Data for review ->
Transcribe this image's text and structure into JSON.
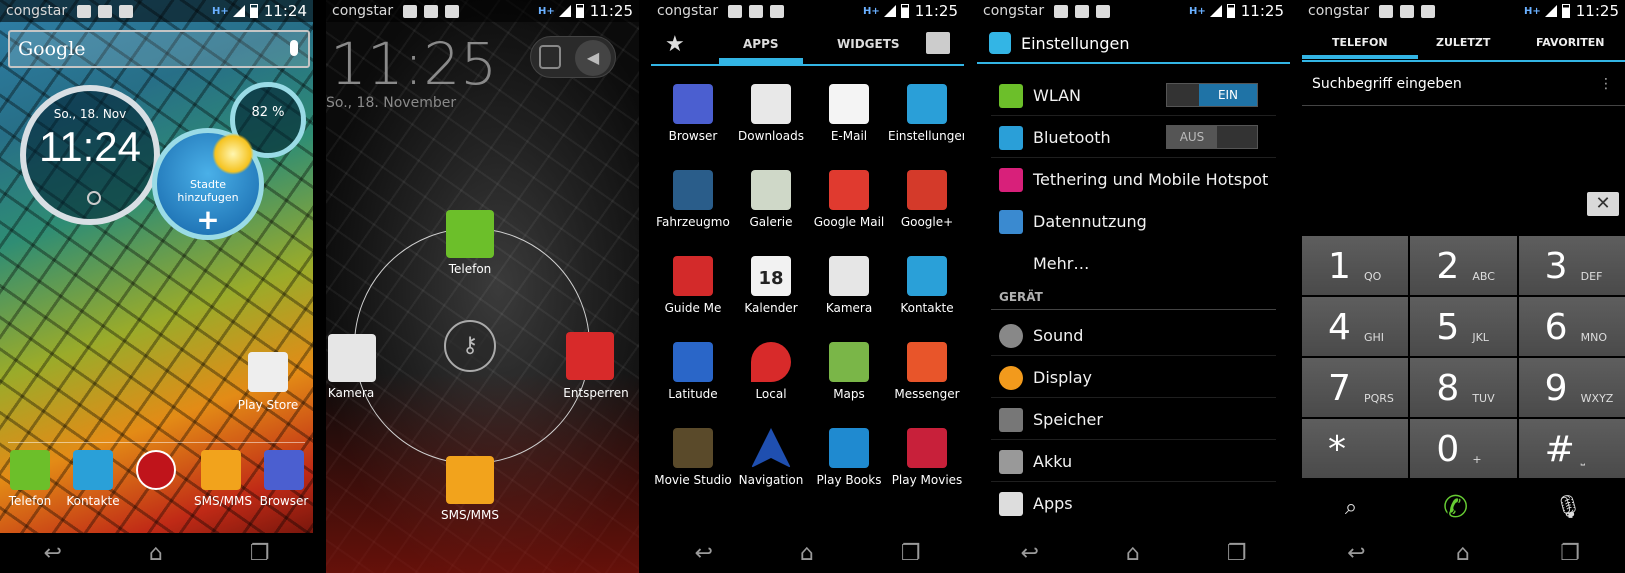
{
  "status": {
    "carrier": "congstar",
    "network": "H+",
    "times": [
      "11:24",
      "11:25",
      "11:25",
      "11:25",
      "11:25"
    ]
  },
  "home": {
    "search_label": "Google",
    "clock": {
      "date": "So., 18. Nov",
      "time": "11:24"
    },
    "battery_percent": "82 %",
    "weather": {
      "line1": "Stadte",
      "line2": "hinzufugen"
    },
    "play_store": "Play Store",
    "dock": [
      "Telefon",
      "Kontakte",
      "SMS/MMS",
      "Browser"
    ]
  },
  "lock": {
    "time": "11:25",
    "date": "So., 18. November",
    "targets": {
      "phone": "Telefon",
      "camera": "Kamera",
      "unlock": "Entsperren",
      "sms": "SMS/MMS"
    }
  },
  "drawer": {
    "tabs": [
      "APPS",
      "WIDGETS"
    ],
    "apps": [
      "Browser",
      "Downloads",
      "E-Mail",
      "Einstellungen",
      "Fahrzeugmo",
      "Galerie",
      "Google Mail",
      "Google+",
      "Guide Me",
      "Kalender",
      "Kamera",
      "Kontakte",
      "Latitude",
      "Local",
      "Maps",
      "Messenger",
      "Movie Studio",
      "Navigation",
      "Play Books",
      "Play Movies"
    ],
    "calendar_day": "18"
  },
  "settings": {
    "title": "Einstellungen",
    "wlan": "WLAN",
    "wlan_state": "EIN",
    "bluetooth": "Bluetooth",
    "bluetooth_state": "AUS",
    "tethering": "Tethering und Mobile Hotspot",
    "data": "Datennutzung",
    "more": "Mehr…",
    "section": "GERÄT",
    "sound": "Sound",
    "display": "Display",
    "storage": "Speicher",
    "battery": "Akku",
    "apps": "Apps"
  },
  "dialer": {
    "tabs": [
      "TELEFON",
      "ZULETZT",
      "FAVORITEN"
    ],
    "search_placeholder": "Suchbegriff eingeben",
    "keys": [
      {
        "d": "1",
        "s": "QO"
      },
      {
        "d": "2",
        "s": "ABC"
      },
      {
        "d": "3",
        "s": "DEF"
      },
      {
        "d": "4",
        "s": "GHI"
      },
      {
        "d": "5",
        "s": "JKL"
      },
      {
        "d": "6",
        "s": "MNO"
      },
      {
        "d": "7",
        "s": "PQRS"
      },
      {
        "d": "8",
        "s": "TUV"
      },
      {
        "d": "9",
        "s": "WXYZ"
      },
      {
        "d": "*",
        "s": ""
      },
      {
        "d": "0",
        "s": "+"
      },
      {
        "d": "#",
        "s": "⎵"
      }
    ]
  },
  "colors": {
    "accent": "#33b5e5",
    "toggle_on": "#1f73a6"
  }
}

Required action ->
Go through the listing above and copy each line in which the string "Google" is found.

Expected output ->
    "search_label": "Google",
      "Google Mail",
      "Google+",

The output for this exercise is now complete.